The native inhabitants of the New World cooked their beans very much like the Europeans.  Slowly over low heat.  They seasoned their beans with maple syrup and bear fat.  The first Europeans used molasses and pork fat.  Bacon.

Boston baked beans became the rage in Colonial America.  The main reason for that seems to be that Boston was awash in molasses in those days.   It was a dish that became a favorite throughout the colonies.  Even George Washington is said to have served a version, usually with some cut of pork, at Mount Vernon. 

Since I had a pork roast and a bag of small white beans, it seemed like the opportune time for a return to colonial days.  And, as usual, I decided to risk heresy by making a few changes.  This is not a recipe for traditional Boston baked beans.

Instead of molasses, I combined brown sugar (which in my defense does contain a little molasses) with cream cheese.  To thin it I used beef stock we had made a few days earlier from the bones of some short ribs.  But stock made from pork, veal, or chicken would do as well.  If you don’t have stock, water will work as the pork will make its own broth as it cooks.

I slow-cooked the pork and beans together for four hours.  The result was fork-tender pork and beans that were deliciously creamy.  So good our little puppy Molly stayed close by hoping for a few morsels tossed her way!

With apologies to Boston and Colonial America, here’s my take on baked beans with pork.

Pork Roast with Baked Beans

1 pound small white beans

1 handful parsley

1 3 – 4 pound pork shoulder roast


1 onion, chopped

2/3 cup cream cheese

2 tablespoons brown sugar

2 tablespoons dry mustard

Beef stock

Salt & pepper to taste

Cover the beans with water and let them soak over night.

When ready to cook, drain and rinse the beans.  Place them in a pot with enough water to cover them by about an inch.  Toss in the parsley.  Season with salt and pepper to taste.  Bring to a boil and cook for 20 minutes.  Drain and rinse.

While the beans are cooking, preheat the oven to 325.

Rub the roast well with salt, pepper, and rosemary.  Place it in a heavy pot with a tight fitting lid.

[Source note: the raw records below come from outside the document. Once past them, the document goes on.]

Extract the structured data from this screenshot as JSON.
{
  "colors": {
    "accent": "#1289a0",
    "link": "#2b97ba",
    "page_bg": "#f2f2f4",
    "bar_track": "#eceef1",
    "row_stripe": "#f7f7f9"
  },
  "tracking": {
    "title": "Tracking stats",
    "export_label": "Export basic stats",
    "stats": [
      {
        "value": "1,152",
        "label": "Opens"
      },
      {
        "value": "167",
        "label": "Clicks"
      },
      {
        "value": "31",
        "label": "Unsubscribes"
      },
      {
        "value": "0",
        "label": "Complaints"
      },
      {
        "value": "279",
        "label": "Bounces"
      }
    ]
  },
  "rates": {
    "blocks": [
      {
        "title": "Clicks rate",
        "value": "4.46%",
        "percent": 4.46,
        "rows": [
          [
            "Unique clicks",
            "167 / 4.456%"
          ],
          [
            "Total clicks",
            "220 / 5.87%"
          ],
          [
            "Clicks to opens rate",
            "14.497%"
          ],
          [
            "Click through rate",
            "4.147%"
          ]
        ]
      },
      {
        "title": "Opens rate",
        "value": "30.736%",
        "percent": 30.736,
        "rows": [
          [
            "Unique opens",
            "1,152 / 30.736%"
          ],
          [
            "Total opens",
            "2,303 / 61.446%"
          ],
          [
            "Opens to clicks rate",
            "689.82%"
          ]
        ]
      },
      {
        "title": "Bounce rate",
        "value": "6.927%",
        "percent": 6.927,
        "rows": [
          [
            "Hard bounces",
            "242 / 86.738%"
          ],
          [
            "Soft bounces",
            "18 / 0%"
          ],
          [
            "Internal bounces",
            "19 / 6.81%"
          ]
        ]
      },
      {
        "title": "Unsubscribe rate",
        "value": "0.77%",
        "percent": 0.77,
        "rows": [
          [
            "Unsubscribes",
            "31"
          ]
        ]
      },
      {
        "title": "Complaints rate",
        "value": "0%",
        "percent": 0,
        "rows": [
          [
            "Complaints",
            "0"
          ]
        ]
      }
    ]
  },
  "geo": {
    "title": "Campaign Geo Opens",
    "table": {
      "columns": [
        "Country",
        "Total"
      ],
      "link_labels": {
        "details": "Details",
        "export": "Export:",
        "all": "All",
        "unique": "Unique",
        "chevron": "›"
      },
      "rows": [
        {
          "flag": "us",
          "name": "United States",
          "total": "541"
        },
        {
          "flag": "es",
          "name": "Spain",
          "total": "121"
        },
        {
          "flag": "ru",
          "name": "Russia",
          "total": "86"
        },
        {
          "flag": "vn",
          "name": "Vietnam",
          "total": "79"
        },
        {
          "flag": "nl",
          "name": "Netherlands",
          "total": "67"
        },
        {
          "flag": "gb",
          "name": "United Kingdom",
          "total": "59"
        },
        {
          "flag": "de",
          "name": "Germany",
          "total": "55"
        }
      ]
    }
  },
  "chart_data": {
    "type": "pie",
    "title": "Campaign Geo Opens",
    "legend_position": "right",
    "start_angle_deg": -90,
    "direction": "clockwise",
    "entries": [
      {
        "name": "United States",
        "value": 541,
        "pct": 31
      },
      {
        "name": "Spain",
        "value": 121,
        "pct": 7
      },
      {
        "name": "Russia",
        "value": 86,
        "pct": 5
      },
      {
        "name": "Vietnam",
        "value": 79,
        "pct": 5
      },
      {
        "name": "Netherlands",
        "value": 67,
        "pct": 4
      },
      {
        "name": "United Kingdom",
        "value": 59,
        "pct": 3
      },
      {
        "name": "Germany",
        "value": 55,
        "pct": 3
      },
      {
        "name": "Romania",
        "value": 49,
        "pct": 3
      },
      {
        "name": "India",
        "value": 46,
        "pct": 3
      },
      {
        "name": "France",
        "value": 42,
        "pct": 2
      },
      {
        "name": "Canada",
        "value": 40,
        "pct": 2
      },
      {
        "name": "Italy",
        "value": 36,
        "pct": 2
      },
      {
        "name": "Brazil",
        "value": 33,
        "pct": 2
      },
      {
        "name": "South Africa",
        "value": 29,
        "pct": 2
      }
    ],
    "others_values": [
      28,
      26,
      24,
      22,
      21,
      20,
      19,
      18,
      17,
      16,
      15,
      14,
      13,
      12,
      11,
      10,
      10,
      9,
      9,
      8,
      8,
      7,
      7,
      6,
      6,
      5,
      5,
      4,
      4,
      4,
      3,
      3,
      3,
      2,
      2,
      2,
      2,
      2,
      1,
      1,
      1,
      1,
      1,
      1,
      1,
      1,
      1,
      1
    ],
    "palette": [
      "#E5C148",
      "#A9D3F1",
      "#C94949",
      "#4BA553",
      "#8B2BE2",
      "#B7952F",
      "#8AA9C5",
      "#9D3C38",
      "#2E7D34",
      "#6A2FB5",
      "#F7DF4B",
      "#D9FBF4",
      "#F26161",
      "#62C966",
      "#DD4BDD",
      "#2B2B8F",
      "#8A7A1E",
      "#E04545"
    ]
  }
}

Surround the roast with the beans and chopped onion.

Mix the cream cheese, brown sugar, and dry mustard.  Season to taste with salt and pepper.  Stir until well mixed.   Add enough stock to make the mixture liquid.  Use a blender or whisk to completely liquefy the cream cheese in the stock.  Pour the cream cheese-stock over the beans, adding  additional stock if needed to cover them.

With the lid on the pot, set it on a rack in the middle of the oven.  Cook for four hours, checking periodically to be sure the beans remain covered with liquid.

Uncover the last half hour to let the meat brown.  The beans will thicken during this period.  Stir them after the first 15 minutes.  Stir again after the pot is removed from the oven.

Bon temps!